Task goal » Reproduce the records below exactly; no pictures.

Entries provided »
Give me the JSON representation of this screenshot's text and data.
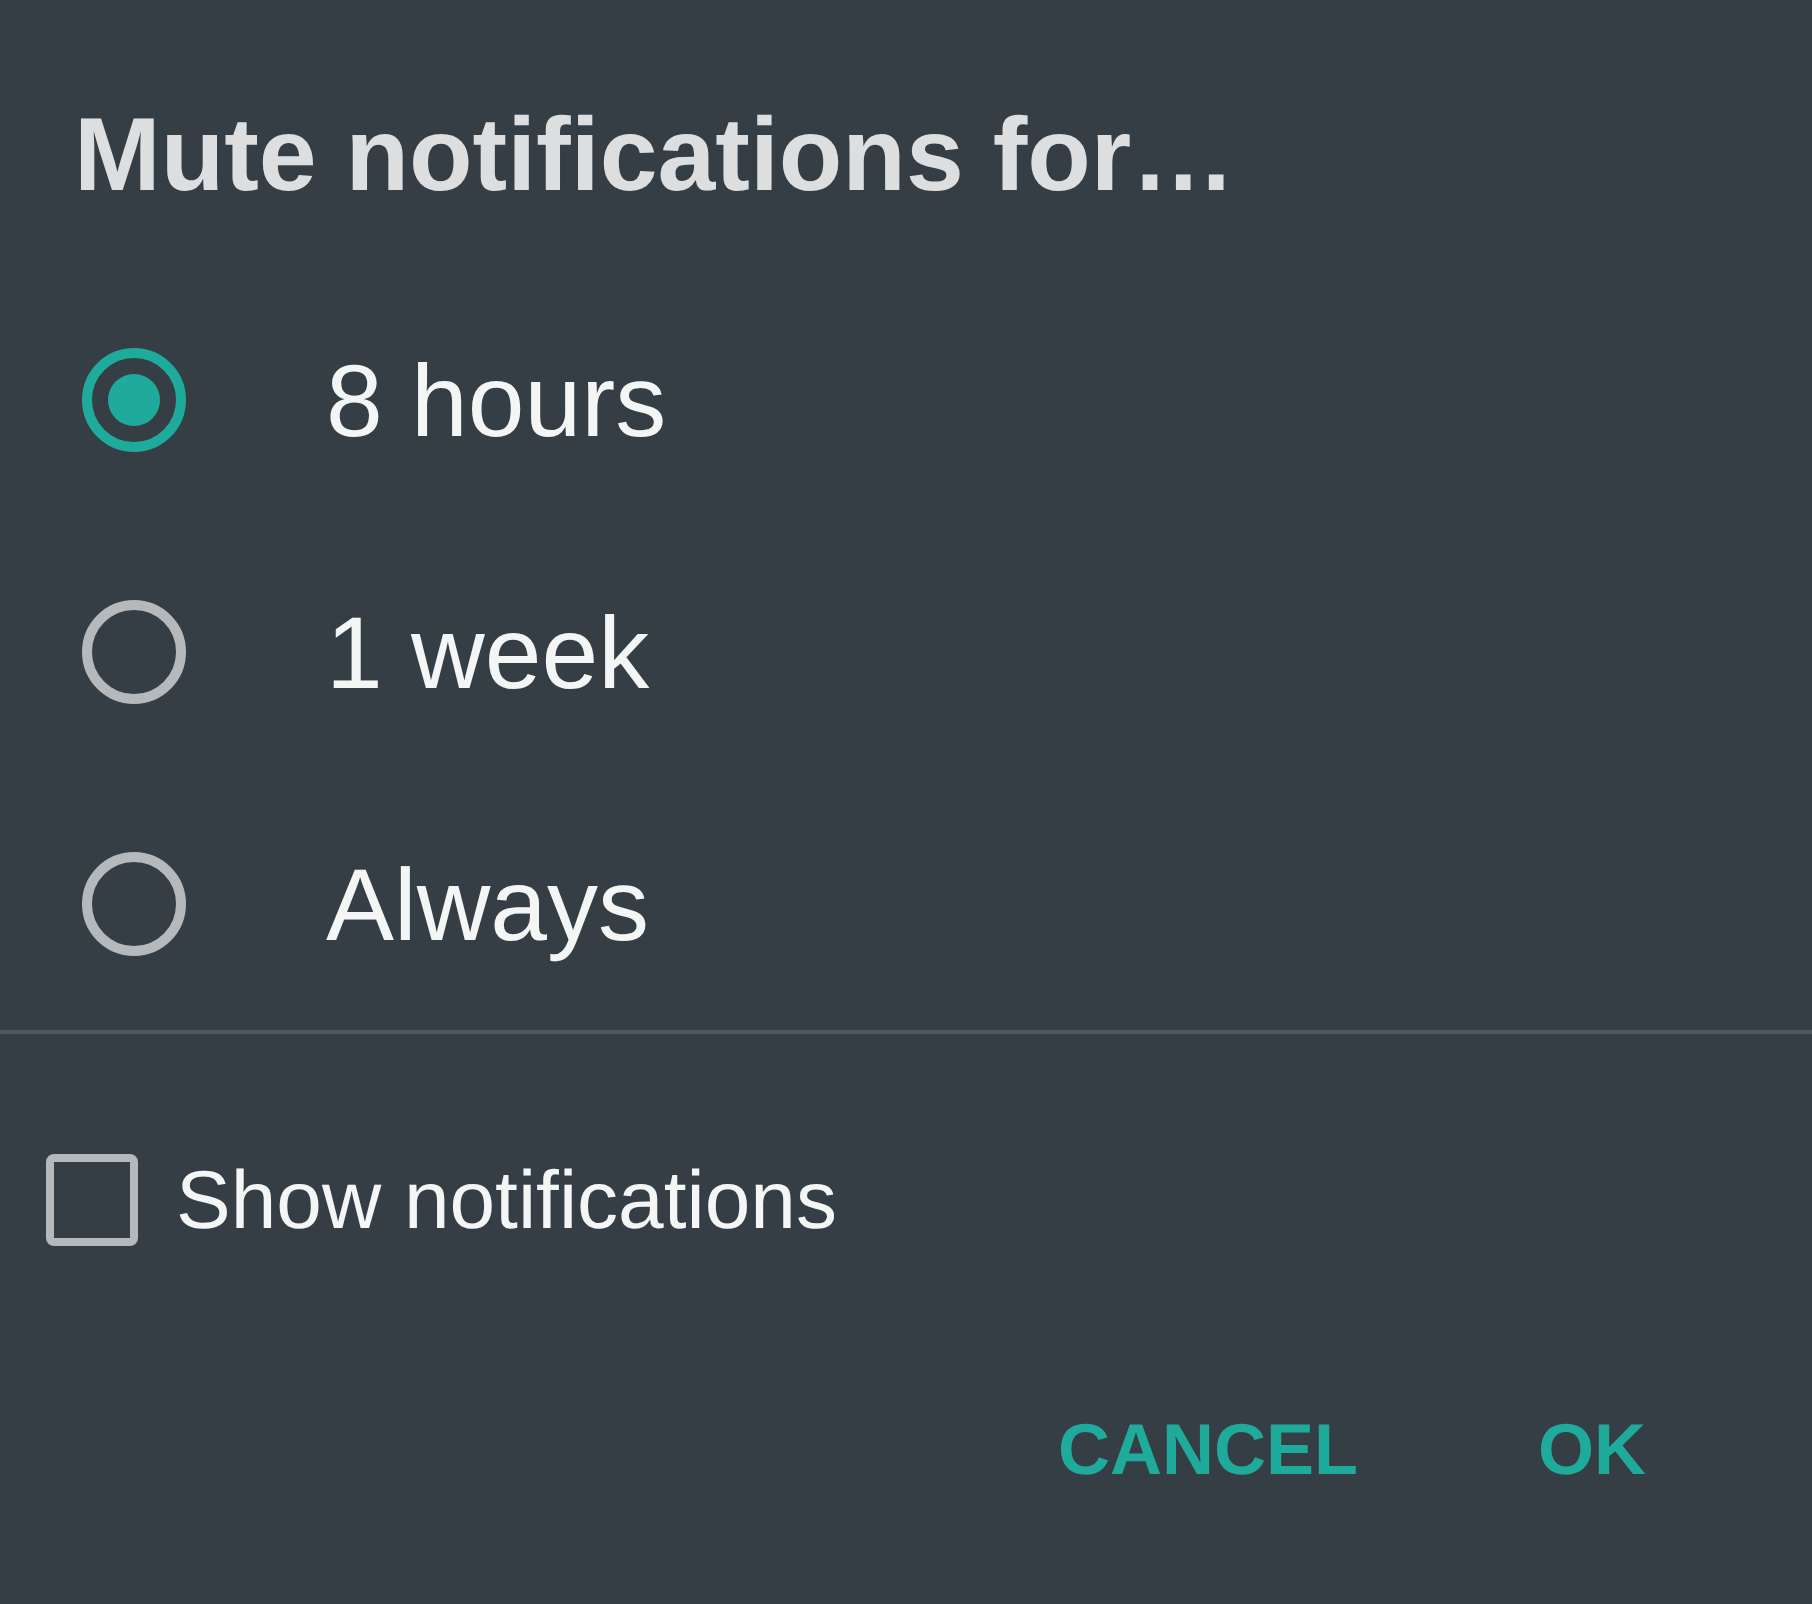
{
  "dialog": {
    "title": "Mute notifications for…"
  },
  "options": [
    {
      "label": "8 hours",
      "selected": true
    },
    {
      "label": "1 week",
      "selected": false
    },
    {
      "label": "Always",
      "selected": false
    }
  ],
  "show_notifications": {
    "label": "Show notifications",
    "checked": false
  },
  "buttons": [
    "CANCEL",
    "OK"
  ]
}
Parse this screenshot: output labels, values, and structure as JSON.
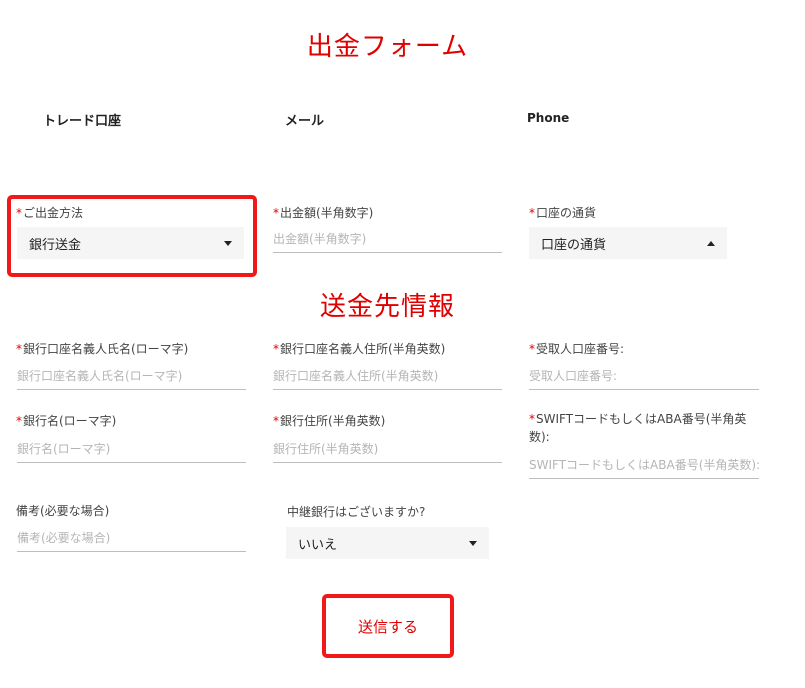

Answer for this exercise »
Give me the JSON representation of this screenshot's text and data.
{
  "dialog": {
    "title": "Mute notifications for…"
  },
  "options": [
    {
      "label": "8 hours",
      "selected": true
    },
    {
      "label": "1 week",
      "selected": false
    },
    {
      "label": "Always",
      "selected": false
    }
  ],
  "show_notifications": {
    "label": "Show notifications",
    "checked": false
  },
  "buttons": [
    "CANCEL",
    "OK"
  ]
}
Parse this screenshot: output labels, values, and structure as JSON.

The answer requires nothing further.